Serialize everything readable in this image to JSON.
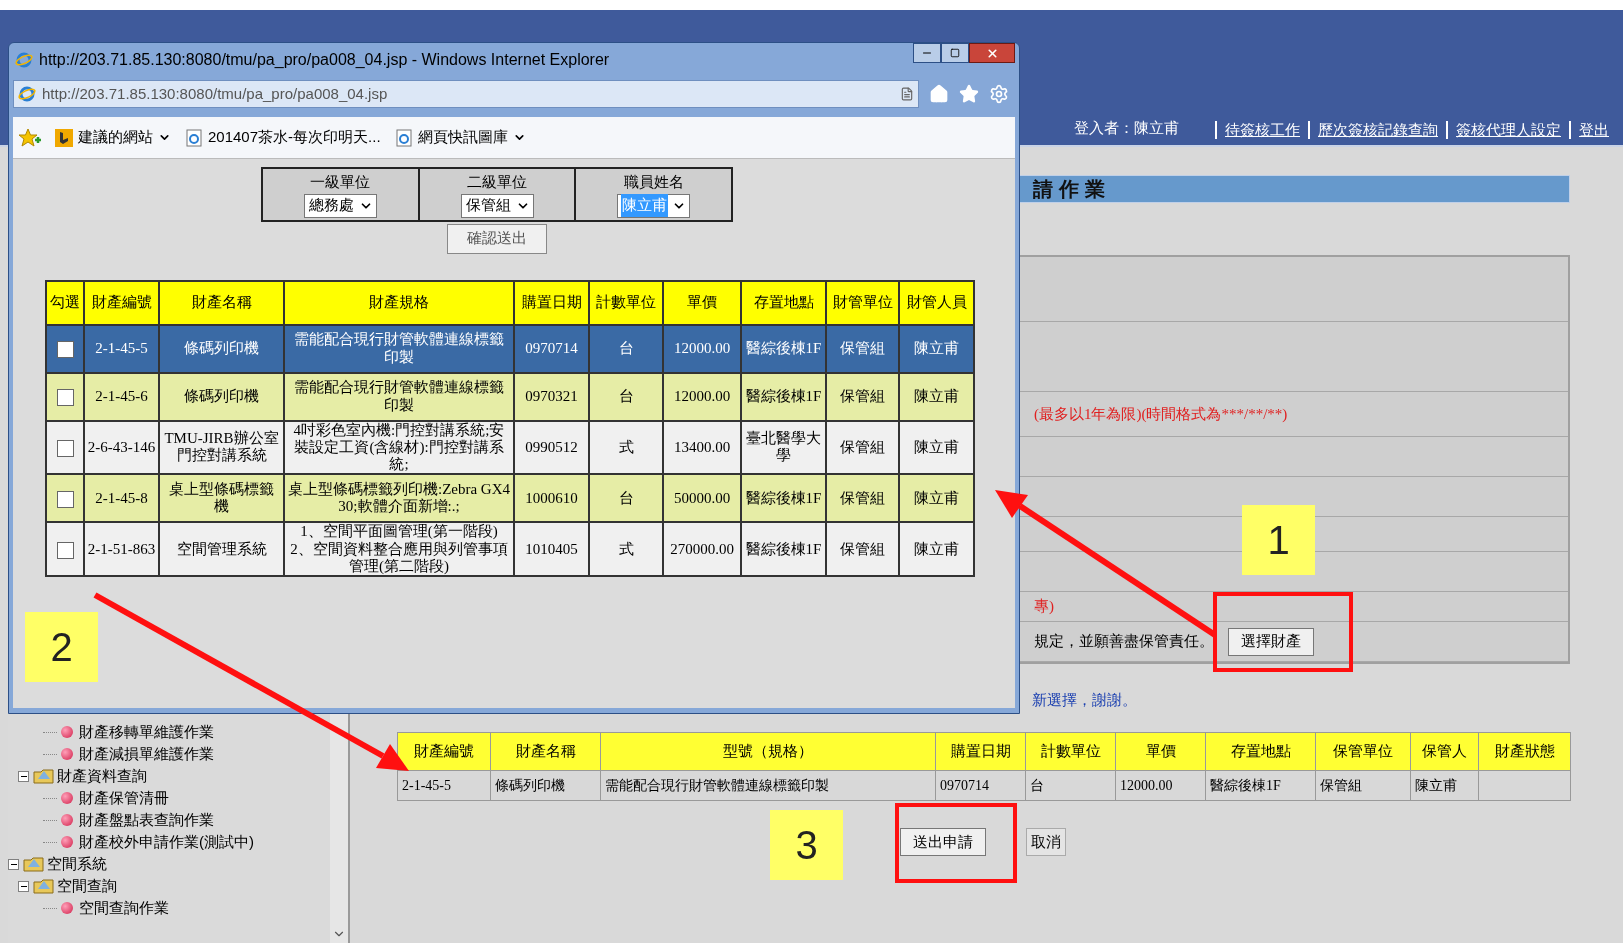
{
  "header": {
    "user_label": "登入者：陳立甫",
    "links": [
      "待簽核工作",
      "歷次簽核記錄查詢",
      "簽核代理人設定",
      "登出"
    ]
  },
  "page_title": "請作業",
  "form_rows": [
    {
      "kind": "blank"
    },
    {
      "kind": "blank"
    },
    {
      "kind": "note",
      "text": "(最多以1年為限)(時間格式為***/**/**)"
    },
    {
      "kind": "blank"
    },
    {
      "kind": "blank"
    },
    {
      "kind": "blank"
    },
    {
      "kind": "blank"
    },
    {
      "kind": "note",
      "text": "專)"
    },
    {
      "kind": "action",
      "text": "規定，並願善盡保管責任。",
      "button": "選擇財產"
    }
  ],
  "notice": "新選擇，謝謝。",
  "selected_table": {
    "columns": [
      "財產編號",
      "財產名稱",
      "型號（規格）",
      "購置日期",
      "計數單位",
      "單價",
      "存置地點",
      "保管單位",
      "保管人",
      "財產狀態"
    ],
    "rows": [
      [
        "2-1-45-5",
        "條碼列印機",
        "需能配合現行財管軟體連線標籤印製",
        "0970714",
        "台",
        "12000.00",
        "醫綜後棟1F",
        "保管組",
        "陳立甫",
        ""
      ]
    ]
  },
  "actions": [
    "送出申請",
    "取消"
  ],
  "sidebar": {
    "tree": [
      {
        "kind": "group",
        "children": [
          {
            "kind": "group",
            "children": [
              {
                "kind": "leaf",
                "label": "財產移轉單維護作業"
              },
              {
                "kind": "leaf",
                "label": "財產減損單維護作業"
              }
            ]
          },
          {
            "kind": "folder",
            "label": "財產資料查詢",
            "expanded": true,
            "children": [
              {
                "kind": "leaf",
                "label": "財產保管清冊"
              },
              {
                "kind": "leaf",
                "label": "財產盤點表查詢作業"
              },
              {
                "kind": "leaf",
                "label": "財產校外申請作業(測試中)"
              }
            ]
          }
        ]
      },
      {
        "kind": "folder",
        "label": "空間系統",
        "expanded": true,
        "children": [
          {
            "kind": "folder",
            "label": "空間查詢",
            "expanded": true,
            "children": [
              {
                "kind": "leaf",
                "label": "空間查詢作業"
              }
            ]
          }
        ]
      }
    ]
  },
  "popup": {
    "title": "http://203.71.85.130:8080/tmu/pa_pro/pa008_04.jsp - Windows Internet Explorer",
    "address": "http://203.71.85.130:8080/tmu/pa_pro/pa008_04.jsp",
    "favorites": [
      {
        "kind": "bing",
        "label": "建議的網站",
        "dropdown": true
      },
      {
        "kind": "page",
        "label": "201407茶水-每次印明天...",
        "dropdown": false
      },
      {
        "kind": "page",
        "label": "網頁快訊圖庫",
        "dropdown": true
      }
    ],
    "filters": [
      {
        "label": "一級單位",
        "value": "總務處",
        "highlighted": false
      },
      {
        "label": "二級單位",
        "value": "保管組",
        "highlighted": false
      },
      {
        "label": "職員姓名",
        "value": "陳立甫",
        "highlighted": true
      }
    ],
    "confirm": "確認送出",
    "table": {
      "checkbox_column": "勾選",
      "columns": [
        "財產編號",
        "財產名稱",
        "財產規格",
        "購置日期",
        "計數單位",
        "單價",
        "存置地點",
        "財管單位",
        "財管人員"
      ],
      "rows": [
        {
          "selected": true,
          "checked": false,
          "cells": [
            "2-1-45-5",
            "條碼列印機",
            "需能配合現行財管軟體連線標籤印製",
            "0970714",
            "台",
            "12000.00",
            "醫綜後棟1F",
            "保管組",
            "陳立甫"
          ]
        },
        {
          "selected": false,
          "checked": false,
          "cells": [
            "2-1-45-6",
            "條碼列印機",
            "需能配合現行財管軟體連線標籤印製",
            "0970321",
            "台",
            "12000.00",
            "醫綜後棟1F",
            "保管組",
            "陳立甫"
          ]
        },
        {
          "selected": false,
          "checked": false,
          "cells": [
            "2-6-43-146",
            "TMU-JIRB辦公室門控對講系統",
            "4吋彩色室內機:門控對講系統;安裝設定工資(含線材):門控對講系統;",
            "0990512",
            "式",
            "13400.00",
            "臺北醫學大學",
            "保管組",
            "陳立甫"
          ]
        },
        {
          "selected": false,
          "checked": false,
          "cells": [
            "2-1-45-8",
            "桌上型條碼標籤機",
            "桌上型條碼標籤列印機:Zebra GX430;軟體介面新增:.;",
            "1000610",
            "台",
            "50000.00",
            "醫綜後棟1F",
            "保管組",
            "陳立甫"
          ]
        },
        {
          "selected": false,
          "checked": false,
          "cells": [
            "2-1-51-863",
            "空間管理系統",
            "1、空間平面圖管理(第一階段)\n2、空間資料整合應用與列管事項管理(第二階段)",
            "1010405",
            "式",
            "270000.00",
            "醫綜後棟1F",
            "保管組",
            "陳立甫"
          ]
        }
      ]
    }
  },
  "annotations": [
    {
      "label": "1"
    },
    {
      "label": "2"
    },
    {
      "label": "3"
    }
  ]
}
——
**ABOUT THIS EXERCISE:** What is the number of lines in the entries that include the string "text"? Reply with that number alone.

**WRITTEN SOLUTION:** 3